Last week, the team behind the plans for the Royals’ new stadium said 1,500 parking spots will be included in the development, but about 7,500 vehicles will have to utilize existing surface parking lots and garages.

One idea would incorporate zones fans can pay for ahead of the game to reserve a spot. But business owners and downtown workers are concerned.

“People going to work, people not even going to the game, going somewhere else, it’s just, I don’t think it’s going to be capable,” said Micah Beaver, who works downtown.

The team estimates 30% of fans will utilize walking, rideshare services or mass transit (like the streetcar) to get to games. Additionally, the club's goal is to reserve street parking for those visiting businesses in the Crossroads.

To address traffic, the team is considering creating an Integrated Operation Center, where game-day traffic would be monitored in a way real-time changes could be made to smooth the flow.

What would the name of the new stadium for the Royals be? Who would name it?

Nothing is set in stone at this time.

After opening in 1973, Kauffman Stadium was known as Royals Stadium for its first 20 years. The stadium was renamed in 1993 to honor Ewing Kauffman, the team’s founder.

Now affectionately called “The K,” the stadium is simply named “Royals Park” in renderings of the club’s plan for a Crossroads stadium.

“There’s a way to honor Mr. Kauffman,” Royals President of Business Operations Brooks Sherman said in August. “We haven’t honestly gotten that far in there, but you can bet that there’s certainly a way to honor him and we will do everything we can to do that.
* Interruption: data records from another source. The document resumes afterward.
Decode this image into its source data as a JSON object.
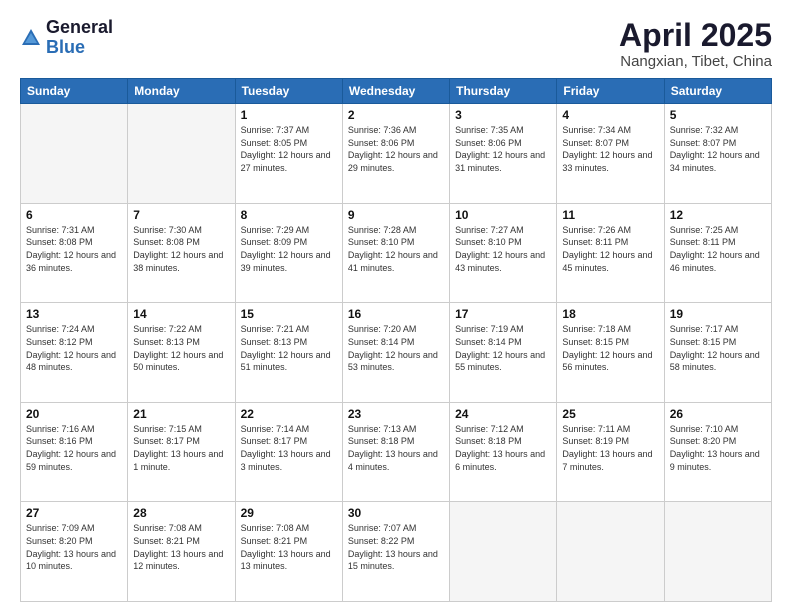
{
  "logo": {
    "general": "General",
    "blue": "Blue"
  },
  "title": {
    "main": "April 2025",
    "sub": "Nangxian, Tibet, China"
  },
  "weekdays": [
    "Sunday",
    "Monday",
    "Tuesday",
    "Wednesday",
    "Thursday",
    "Friday",
    "Saturday"
  ],
  "weeks": [
    [
      {
        "day": "",
        "sunrise": "",
        "sunset": "",
        "daylight": "",
        "empty": true
      },
      {
        "day": "",
        "sunrise": "",
        "sunset": "",
        "daylight": "",
        "empty": true
      },
      {
        "day": "1",
        "sunrise": "Sunrise: 7:37 AM",
        "sunset": "Sunset: 8:05 PM",
        "daylight": "Daylight: 12 hours and 27 minutes."
      },
      {
        "day": "2",
        "sunrise": "Sunrise: 7:36 AM",
        "sunset": "Sunset: 8:06 PM",
        "daylight": "Daylight: 12 hours and 29 minutes."
      },
      {
        "day": "3",
        "sunrise": "Sunrise: 7:35 AM",
        "sunset": "Sunset: 8:06 PM",
        "daylight": "Daylight: 12 hours and 31 minutes."
      },
      {
        "day": "4",
        "sunrise": "Sunrise: 7:34 AM",
        "sunset": "Sunset: 8:07 PM",
        "daylight": "Daylight: 12 hours and 33 minutes."
      },
      {
        "day": "5",
        "sunrise": "Sunrise: 7:32 AM",
        "sunset": "Sunset: 8:07 PM",
        "daylight": "Daylight: 12 hours and 34 minutes."
      }
    ],
    [
      {
        "day": "6",
        "sunrise": "Sunrise: 7:31 AM",
        "sunset": "Sunset: 8:08 PM",
        "daylight": "Daylight: 12 hours and 36 minutes."
      },
      {
        "day": "7",
        "sunrise": "Sunrise: 7:30 AM",
        "sunset": "Sunset: 8:08 PM",
        "daylight": "Daylight: 12 hours and 38 minutes."
      },
      {
        "day": "8",
        "sunrise": "Sunrise: 7:29 AM",
        "sunset": "Sunset: 8:09 PM",
        "daylight": "Daylight: 12 hours and 39 minutes."
      },
      {
        "day": "9",
        "sunrise": "Sunrise: 7:28 AM",
        "sunset": "Sunset: 8:10 PM",
        "daylight": "Daylight: 12 hours and 41 minutes."
      },
      {
        "day": "10",
        "sunrise": "Sunrise: 7:27 AM",
        "sunset": "Sunset: 8:10 PM",
        "daylight": "Daylight: 12 hours and 43 minutes."
      },
      {
        "day": "11",
        "sunrise": "Sunrise: 7:26 AM",
        "sunset": "Sunset: 8:11 PM",
        "daylight": "Daylight: 12 hours and 45 minutes."
      },
      {
        "day": "12",
        "sunrise": "Sunrise: 7:25 AM",
        "sunset": "Sunset: 8:11 PM",
        "daylight": "Daylight: 12 hours and 46 minutes."
      }
    ],
    [
      {
        "day": "13",
        "sunrise": "Sunrise: 7:24 AM",
        "sunset": "Sunset: 8:12 PM",
        "daylight": "Daylight: 12 hours and 48 minutes."
      },
      {
        "day": "14",
        "sunrise": "Sunrise: 7:22 AM",
        "sunset": "Sunset: 8:13 PM",
        "daylight": "Daylight: 12 hours and 50 minutes."
      },
      {
        "day": "15",
        "sunrise": "Sunrise: 7:21 AM",
        "sunset": "Sunset: 8:13 PM",
        "daylight": "Daylight: 12 hours and 51 minutes."
      },
      {
        "day": "16",
        "sunrise": "Sunrise: 7:20 AM",
        "sunset": "Sunset: 8:14 PM",
        "daylight": "Daylight: 12 hours and 53 minutes."
      },
      {
        "day": "17",
        "sunrise": "Sunrise: 7:19 AM",
        "sunset": "Sunset: 8:14 PM",
        "daylight": "Daylight: 12 hours and 55 minutes."
      },
      {
        "day": "18",
        "sunrise": "Sunrise: 7:18 AM",
        "sunset": "Sunset: 8:15 PM",
        "daylight": "Daylight: 12 hours and 56 minutes."
      },
      {
        "day": "19",
        "sunrise": "Sunrise: 7:17 AM",
        "sunset": "Sunset: 8:15 PM",
        "daylight": "Daylight: 12 hours and 58 minutes."
      }
    ],
    [
      {
        "day": "20",
        "sunrise": "Sunrise: 7:16 AM",
        "sunset": "Sunset: 8:16 PM",
        "daylight": "Daylight: 12 hours and 59 minutes."
      },
      {
        "day": "21",
        "sunrise": "Sunrise: 7:15 AM",
        "sunset": "Sunset: 8:17 PM",
        "daylight": "Daylight: 13 hours and 1 minute."
      },
      {
        "day": "22",
        "sunrise": "Sunrise: 7:14 AM",
        "sunset": "Sunset: 8:17 PM",
        "daylight": "Daylight: 13 hours and 3 minutes."
      },
      {
        "day": "23",
        "sunrise": "Sunrise: 7:13 AM",
        "sunset": "Sunset: 8:18 PM",
        "daylight": "Daylight: 13 hours and 4 minutes."
      },
      {
        "day": "24",
        "sunrise": "Sunrise: 7:12 AM",
        "sunset": "Sunset: 8:18 PM",
        "daylight": "Daylight: 13 hours and 6 minutes."
      },
      {
        "day": "25",
        "sunrise": "Sunrise: 7:11 AM",
        "sunset": "Sunset: 8:19 PM",
        "daylight": "Daylight: 13 hours and 7 minutes."
      },
      {
        "day": "26",
        "sunrise": "Sunrise: 7:10 AM",
        "sunset": "Sunset: 8:20 PM",
        "daylight": "Daylight: 13 hours and 9 minutes."
      }
    ],
    [
      {
        "day": "27",
        "sunrise": "Sunrise: 7:09 AM",
        "sunset": "Sunset: 8:20 PM",
        "daylight": "Daylight: 13 hours and 10 minutes."
      },
      {
        "day": "28",
        "sunrise": "Sunrise: 7:08 AM",
        "sunset": "Sunset: 8:21 PM",
        "daylight": "Daylight: 13 hours and 12 minutes."
      },
      {
        "day": "29",
        "sunrise": "Sunrise: 7:08 AM",
        "sunset": "Sunset: 8:21 PM",
        "daylight": "Daylight: 13 hours and 13 minutes."
      },
      {
        "day": "30",
        "sunrise": "Sunrise: 7:07 AM",
        "sunset": "Sunset: 8:22 PM",
        "daylight": "Daylight: 13 hours and 15 minutes."
      },
      {
        "day": "",
        "sunrise": "",
        "sunset": "",
        "daylight": "",
        "empty": true
      },
      {
        "day": "",
        "sunrise": "",
        "sunset": "",
        "daylight": "",
        "empty": true
      },
      {
        "day": "",
        "sunrise": "",
        "sunset": "",
        "daylight": "",
        "empty": true
      }
    ]
  ]
}
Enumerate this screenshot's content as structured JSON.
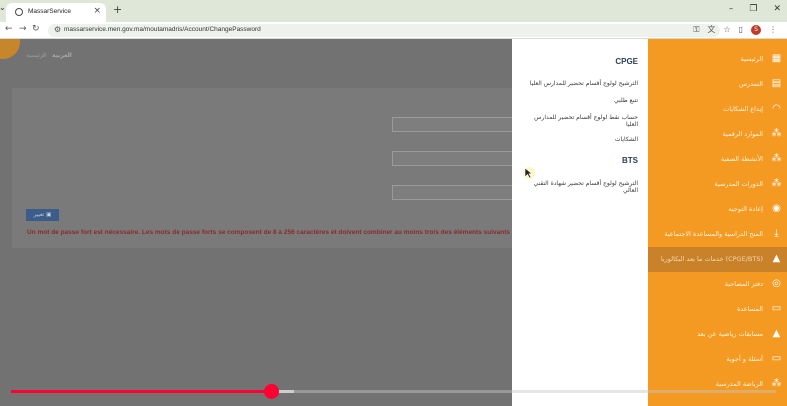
{
  "browser": {
    "tab_title": "MassarService",
    "url": "massarservice.men.gov.ma/moutamadris/Account/ChangePassword",
    "tabs_icon": "tab-search-icon",
    "new_tab_label": "+",
    "win_min": "–",
    "win_max": "❐",
    "win_close": "✕",
    "profile_initial": "S"
  },
  "page": {
    "breadcrumb_home": "الرئيسية",
    "breadcrumb_sep": "‹",
    "breadcrumb_current": "العربية",
    "save_label": "تغيير",
    "error_message": "Un mot de passe fort est nécessaire. Les mots de passe forts se composent de 8 à 256 caractères et doivent combiner au moins trois des éléments suivants : lettres majuscules"
  },
  "flyout": {
    "cpge_heading": "CPGE",
    "cpge_items": [
      "الترشيح لولوج أقسام تحضير للمدارس العليا",
      "تتبع طلبي",
      "حساب نقط لولوج أقسام تحضير للمدارس العليا",
      "الشكايات"
    ],
    "bts_heading": "BTS",
    "bts_items": [
      "الترشيح لولوج أقسام تحضير شهادة التقني العالي"
    ]
  },
  "sidebar": {
    "items": [
      {
        "label": "الرئيسية",
        "icon": "dashboard-icon"
      },
      {
        "label": "التمدرس",
        "icon": "book-icon"
      },
      {
        "label": "إيداع الشكايات",
        "icon": "headset-icon"
      },
      {
        "label": "الموارد الرقمية",
        "icon": "network-icon"
      },
      {
        "label": "الأنشطة الصفية",
        "icon": "network-icon"
      },
      {
        "label": "الدورات المدرسية",
        "icon": "network-icon"
      },
      {
        "label": "إعادة التوجيه",
        "icon": "compass-icon"
      },
      {
        "label": "المنح الدراسية والمساعدة الاجتماعية",
        "icon": "download-icon"
      },
      {
        "label": "خدمات ما بعد البكالوريا (CPGE/BTS)",
        "icon": "graduation-cap-icon"
      },
      {
        "label": "دفتر المصاحبة",
        "icon": "globe-icon"
      },
      {
        "label": "المساعدة",
        "icon": "image-icon"
      },
      {
        "label": "مسابقات رياضية عن بعد",
        "icon": "graduation-cap-icon"
      },
      {
        "label": "أسئلة و أجوبة",
        "icon": "image-icon"
      },
      {
        "label": "الرياضة المدرسية",
        "icon": "network-icon"
      }
    ],
    "active_index": 8
  },
  "video": {
    "played_fraction": 0.34,
    "buffered_fraction": 0.37
  },
  "colors": {
    "sidebar_orange": "#f49a22",
    "active_item": "#c9812a",
    "progress_red": "#ff0033",
    "heading_navy": "#2d3e58"
  }
}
But there’s economics that can go into things there, too, and you’ve seen that throughout the league.”

Club officials hope to sell the naming rights for a new stadium.
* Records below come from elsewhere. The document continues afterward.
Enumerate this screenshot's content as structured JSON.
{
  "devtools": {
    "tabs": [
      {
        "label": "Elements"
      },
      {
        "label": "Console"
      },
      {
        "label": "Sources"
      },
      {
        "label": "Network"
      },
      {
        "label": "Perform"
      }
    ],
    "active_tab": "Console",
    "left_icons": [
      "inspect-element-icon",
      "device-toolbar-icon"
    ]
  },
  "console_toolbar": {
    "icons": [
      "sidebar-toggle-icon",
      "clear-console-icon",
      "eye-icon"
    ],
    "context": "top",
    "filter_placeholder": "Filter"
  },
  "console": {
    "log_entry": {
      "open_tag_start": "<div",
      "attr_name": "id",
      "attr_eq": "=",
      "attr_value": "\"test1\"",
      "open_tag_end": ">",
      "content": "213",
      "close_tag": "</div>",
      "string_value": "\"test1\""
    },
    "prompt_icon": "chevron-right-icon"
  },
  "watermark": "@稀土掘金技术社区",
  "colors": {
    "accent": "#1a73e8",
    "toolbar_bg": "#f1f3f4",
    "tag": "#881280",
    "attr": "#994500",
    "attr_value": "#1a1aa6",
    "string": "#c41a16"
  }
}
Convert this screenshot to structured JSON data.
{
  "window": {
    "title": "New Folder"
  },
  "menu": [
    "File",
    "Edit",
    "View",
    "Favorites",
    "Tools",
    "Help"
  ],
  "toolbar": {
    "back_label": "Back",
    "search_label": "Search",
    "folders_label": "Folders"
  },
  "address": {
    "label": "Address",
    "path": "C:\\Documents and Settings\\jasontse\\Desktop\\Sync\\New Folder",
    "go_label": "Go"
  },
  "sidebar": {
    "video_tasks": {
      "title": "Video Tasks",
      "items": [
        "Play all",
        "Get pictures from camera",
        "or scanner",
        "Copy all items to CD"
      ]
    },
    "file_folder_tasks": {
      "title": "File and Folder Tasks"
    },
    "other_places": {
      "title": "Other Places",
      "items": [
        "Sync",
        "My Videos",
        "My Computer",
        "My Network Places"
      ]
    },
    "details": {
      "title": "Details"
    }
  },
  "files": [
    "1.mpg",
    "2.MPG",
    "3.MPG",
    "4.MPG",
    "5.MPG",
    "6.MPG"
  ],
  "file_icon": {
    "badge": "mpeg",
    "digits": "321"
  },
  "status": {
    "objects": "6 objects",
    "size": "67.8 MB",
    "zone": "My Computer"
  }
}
“Honestly, I hope that we’re selling the stadium to a local business that wants to put their naming rights on it,” Sarah Tourville, Royals Executive Vice President-Chief Commercial Officer and Community Impact, previously told KSHB 41.

Who paid for the new soccer stadium?
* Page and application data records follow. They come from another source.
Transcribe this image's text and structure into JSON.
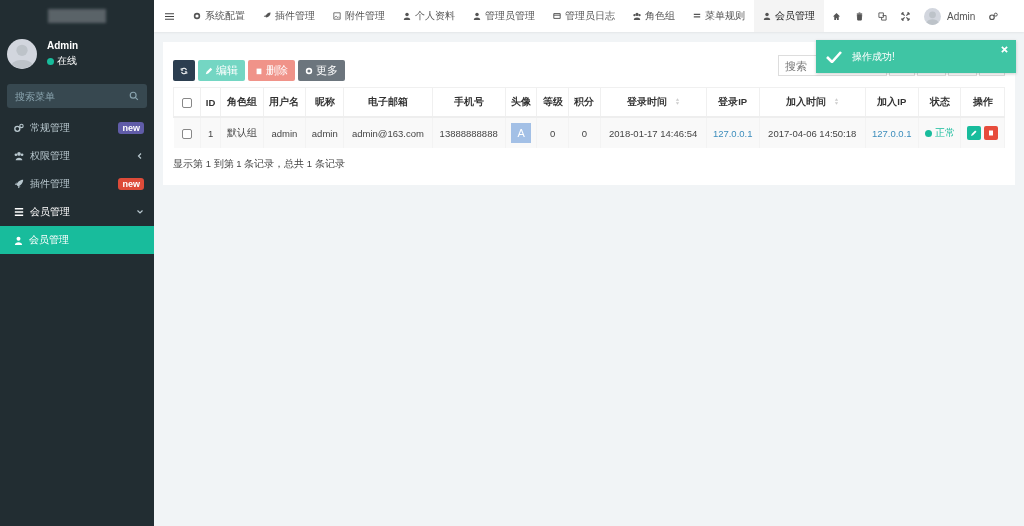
{
  "sidebar": {
    "user": {
      "name": "Admin",
      "status": "在线"
    },
    "search": {
      "placeholder": "搜索菜单"
    },
    "items": [
      {
        "kind": "badge",
        "label": "常规管理",
        "badge": {
          "text": "new",
          "color": "#605ca8"
        }
      },
      {
        "kind": "folder",
        "label": "权限管理",
        "expanded": false
      },
      {
        "kind": "badge",
        "label": "插件管理",
        "badge": {
          "text": "new",
          "color": "#dd4b39"
        }
      },
      {
        "kind": "folder",
        "label": "会员管理",
        "expanded": true,
        "children": [
          {
            "label": "会员管理",
            "selected": true
          }
        ]
      }
    ]
  },
  "tabs": [
    {
      "label": "系统配置",
      "selected": false
    },
    {
      "label": "插件管理",
      "selected": false
    },
    {
      "label": "附件管理",
      "selected": false
    },
    {
      "label": "个人资料",
      "selected": false
    },
    {
      "label": "管理员管理",
      "selected": false
    },
    {
      "label": "管理员日志",
      "selected": false
    },
    {
      "label": "角色组",
      "selected": false
    },
    {
      "label": "菜单规则",
      "selected": false
    },
    {
      "label": "会员管理",
      "selected": true
    }
  ],
  "user_menu": {
    "name": "Admin"
  },
  "toolbar": {
    "buttons": [
      {
        "kind": "refresh",
        "disabled": false
      },
      {
        "kind": "edit",
        "label": "编辑",
        "disabled": true
      },
      {
        "kind": "delete",
        "label": "删除",
        "disabled": true
      },
      {
        "kind": "more",
        "label": "更多",
        "disabled": false
      }
    ],
    "search": {
      "placeholder": "搜索"
    }
  },
  "table": {
    "header_checked": false,
    "columns": [
      {
        "label": "ID",
        "sortable": false
      },
      {
        "label": "角色组",
        "sortable": false
      },
      {
        "label": "用户名",
        "sortable": false
      },
      {
        "label": "昵称",
        "sortable": false
      },
      {
        "label": "电子邮箱",
        "sortable": false
      },
      {
        "label": "手机号",
        "sortable": false
      },
      {
        "label": "头像",
        "sortable": false
      },
      {
        "label": "等级",
        "sortable": false
      },
      {
        "label": "积分",
        "sortable": false
      },
      {
        "label": "登录时间",
        "sortable": true
      },
      {
        "label": "登录IP",
        "sortable": false
      },
      {
        "label": "加入时间",
        "sortable": true
      },
      {
        "label": "加入IP",
        "sortable": false
      },
      {
        "label": "状态",
        "sortable": false
      },
      {
        "label": "操作",
        "sortable": false
      }
    ],
    "rows": [
      {
        "checked": false,
        "cells": [
          {
            "kind": "text",
            "text": "1"
          },
          {
            "kind": "text",
            "text": "默认组"
          },
          {
            "kind": "text",
            "text": "admin"
          },
          {
            "kind": "text",
            "text": "admin"
          },
          {
            "kind": "text",
            "text": "admin@163.com"
          },
          {
            "kind": "text",
            "text": "13888888888"
          },
          {
            "kind": "avatar",
            "text": "A"
          },
          {
            "kind": "text",
            "text": "0"
          },
          {
            "kind": "text",
            "text": "0"
          },
          {
            "kind": "text",
            "text": "2018-01-17 14:46:54"
          },
          {
            "kind": "link",
            "text": "127.0.0.1"
          },
          {
            "kind": "text",
            "text": "2017-04-06 14:50:18"
          },
          {
            "kind": "link",
            "text": "127.0.0.1"
          },
          {
            "kind": "status",
            "text": "正常"
          },
          {
            "kind": "actions"
          }
        ]
      }
    ],
    "footer": "显示第 1 到第 1 条记录，总共 1 条记录"
  },
  "toast": {
    "message": "操作成功!"
  }
}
CPKC stadium, the new home of the KC Current, cost $120 million and was entirely privately funded, except for $5.5 million in tax credits from the Missouri Development Finance Board.

What remodeling will be done on GEHA Field at Arrowhead Stadium?

At the end of February, the Chiefs revealed the team’s plans to renovate GEHA Field at Arrowhead Stadium.

While assuring fans the “spirit of Arrowhead will not change,” the Chiefs plan to install an activation area, an upper concourse connection bridge, VIP stadium entry points, a field access tunnel, larger video boards, sideline and end zone clubs, create additional parking and construct a pedestrian bridge, among other upgrades.

RELATED | Chiefs reveal plans, renderings for future of GEHA Field at Arrowhead Stadium

Are small businesses still being torn down to put up new businesses by the stadium or has that changed now that Oak Street is staying open?

Royals Chairman and CEO John Sherman said Wednesday afternoon the decision to keep Oak Street open “doesn’t really change much about the stadium.”

He said after listening to the community, the club decided to keep that artery to downtown open as it’s a “key part of the neighborhood.”

Later, he explained he envisions a hotel right across from the stadium where a walkway would connect the hotel to the concourse of the stadium.

So is the public to expect home runs on Oak?

“Haven’t really thought about the trajectory to get one over there … might break a window in the hotel, I don’t know,” Sherman said.

John Sherman: 'Might break a window in the hotel'

Questions we are working to answer

  • If the federal grant wasn't given for the green space over I-70 to the city, how will that affect the new Royals proposal moving forward?
  • If the Royals move downtown, is the amount of tax revenue collected from the existing sports stadium going to decrease?
  • Is the city's park over the interstate part of the funds that the Royals are going to use in building the stadium?
  • What will be the dollar amount of the shortfall still owed of this current sales tax that will be refinanced with the new sales tax in 2031? What is the guarantee that this new round of sales tax will be enough to cover the refinance and new plans?
  • Once the Royals move downtown, who pays for the upkeep and maintenance costs of their old stadium?


Do you have questions? Submit below.